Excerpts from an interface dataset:
═══
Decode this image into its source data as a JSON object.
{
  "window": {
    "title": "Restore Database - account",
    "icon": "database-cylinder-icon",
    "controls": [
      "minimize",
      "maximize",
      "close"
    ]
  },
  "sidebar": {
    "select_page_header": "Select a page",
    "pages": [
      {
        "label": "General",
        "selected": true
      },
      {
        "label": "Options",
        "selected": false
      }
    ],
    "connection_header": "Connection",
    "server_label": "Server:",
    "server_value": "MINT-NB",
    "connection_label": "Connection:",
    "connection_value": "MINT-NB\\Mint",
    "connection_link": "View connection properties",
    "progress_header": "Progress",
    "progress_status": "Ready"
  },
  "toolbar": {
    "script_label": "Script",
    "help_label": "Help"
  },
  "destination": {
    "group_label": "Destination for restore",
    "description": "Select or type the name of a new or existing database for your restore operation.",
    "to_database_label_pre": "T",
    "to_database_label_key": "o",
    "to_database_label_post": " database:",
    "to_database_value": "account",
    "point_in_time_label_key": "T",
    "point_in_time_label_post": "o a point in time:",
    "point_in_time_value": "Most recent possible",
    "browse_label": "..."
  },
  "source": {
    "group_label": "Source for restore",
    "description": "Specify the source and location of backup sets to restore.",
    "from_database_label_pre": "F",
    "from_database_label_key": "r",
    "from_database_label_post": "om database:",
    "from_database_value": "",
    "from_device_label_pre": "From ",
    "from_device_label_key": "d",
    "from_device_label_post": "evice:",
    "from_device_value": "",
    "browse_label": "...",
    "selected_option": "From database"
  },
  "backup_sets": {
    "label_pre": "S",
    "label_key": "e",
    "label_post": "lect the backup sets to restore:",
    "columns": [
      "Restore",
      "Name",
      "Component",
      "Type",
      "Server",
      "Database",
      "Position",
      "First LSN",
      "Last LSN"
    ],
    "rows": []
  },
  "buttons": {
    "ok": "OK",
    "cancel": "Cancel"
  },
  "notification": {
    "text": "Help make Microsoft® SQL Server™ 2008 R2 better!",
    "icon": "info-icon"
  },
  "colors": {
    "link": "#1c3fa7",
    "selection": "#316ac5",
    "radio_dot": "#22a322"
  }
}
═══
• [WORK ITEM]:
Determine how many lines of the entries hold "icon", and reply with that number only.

• [ANSWER TO THIS EXERCISE]:
2